Should Robots Look Like People or Machines?
Wolfe's Den 2/1/2012 46 comments The unusually anthropomorphic automatons coming out of Japan raise this question. We asked participants in our Systems & Product Design Engineering and Automation & Control Engineering groups on LinkedIn what they think.
3D Printer Takes Paper-Based Approach
CAD/CAM Corner 2/1/2012 29 comments An Irish firm is offering a printer that employs ordinary paper to create 3D models, along with a novel pricing model that charges for print service plans, not hardware.
New versions of BASF's Ecovio line are both compostable and designed for either injection molding or thermoforming. These combinations are becoming more common for the single-use bioplastics used in food service and food packaging applications, but are still not widely available.
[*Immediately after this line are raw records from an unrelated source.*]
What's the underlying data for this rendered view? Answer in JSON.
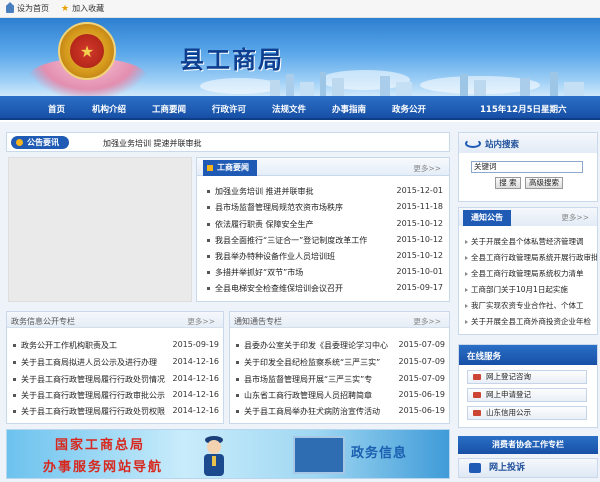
{
  "topbar": {
    "home": "设为首页",
    "favorite": "加入收藏"
  },
  "header": {
    "title": "县工商局"
  },
  "nav": {
    "items": [
      "首页",
      "机构介绍",
      "工商要闻",
      "行政许可",
      "法规文件",
      "办事指南",
      "政务公开"
    ],
    "date": "115年12月5日星期六"
  },
  "notice": {
    "label": "公告要讯",
    "text": "加强业务培训 提速并联审批"
  },
  "news": {
    "tab": "工商要闻",
    "more": "更多>>",
    "items": [
      {
        "title": "加强业务培训 推进并联审批",
        "date": "2015-12-01"
      },
      {
        "title": "县市场监督管理局规范农资市场秩序",
        "date": "2015-11-18"
      },
      {
        "title": "依法履行职责 保障安全生产",
        "date": "2015-10-12"
      },
      {
        "title": "我县全面推行“三证合一”登记制度改革工作",
        "date": "2015-10-12"
      },
      {
        "title": "我县举办特种设备作业人员培训班",
        "date": "2015-10-12"
      },
      {
        "title": "多措并举抓好“双节”市场",
        "date": "2015-10-01"
      },
      {
        "title": "全县电梯安全检查维保培训会议召开",
        "date": "2015-09-17"
      }
    ]
  },
  "gov": {
    "title": "政务信息公开专栏",
    "more": "更多>>",
    "items": [
      {
        "title": "政务公开工作机构职责及工",
        "date": "2015-09-19"
      },
      {
        "title": "关于县工商局拟进人员公示及进行办理",
        "date": "2014-12-16"
      },
      {
        "title": "关于县工商行政管理局履行行政处罚情况",
        "date": "2014-12-16"
      },
      {
        "title": "关于县工商行政管理局履行行政审批公示",
        "date": "2014-12-16"
      },
      {
        "title": "关于县工商行政管理局履行行政处罚权限",
        "date": "2014-12-16"
      }
    ]
  },
  "notices2": {
    "title": "通知通告专栏",
    "more": "更多>>",
    "items": [
      {
        "title": "县委办公室关于印发《县委理论学习中心",
        "date": "2015-07-09"
      },
      {
        "title": "关于印发全县纪检监察系统“三严三实”",
        "date": "2015-07-09"
      },
      {
        "title": "县市场监督管理局开展“三严三实”专",
        "date": "2015-07-09"
      },
      {
        "title": "山东省工商行政管理局人员招聘简章",
        "date": "2015-06-19"
      },
      {
        "title": "关于县工商局举办狂犬病防治宣传活动",
        "date": "2015-06-19"
      }
    ]
  },
  "banner": {
    "line1": "国家工商总局",
    "line2": "办事服务网站导航",
    "right": "政务信息"
  },
  "side": {
    "search_title": "站内搜索",
    "search_value": "关键词",
    "search_btn": "搜 索",
    "adv_btn": "高级搜索",
    "notice_title": "通知公告",
    "notice_more": "更多>>",
    "notice_items": [
      "关于开展全县个体私营经济管理调",
      "全县工商行政管理局系统开展行政审批",
      "全县工商行政管理局系统权力清单",
      "工商部门关于10月1日起实施",
      "我厂实现农资专业合作社、个体工",
      "关于开展全县工商外商投资企业年检"
    ],
    "service_title": "在线服务",
    "services": [
      "网上登记咨询",
      "网上申请登记",
      "山东信用公示"
    ],
    "consumer": "消费者协会工作专栏",
    "complain": "网上投诉"
  }
}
For industrial control applications, or even a simple assembly line, that machine can go almost 24/7 without a break. But what happens when the task is a little more complex? That’s where the “smart” machine would come in. The smart machine is one that has some simple (or complex in some cases) processing capability to be able to adapt to changing conditions. Such machines are suited for a host of applications, including automotive, aerospace, defense, medical, computers and electronics, telecommunications, consumer goods, and so on. This radio show will show what’s possible with smart machines, and what tradeoffs need to be made to implement such a solution.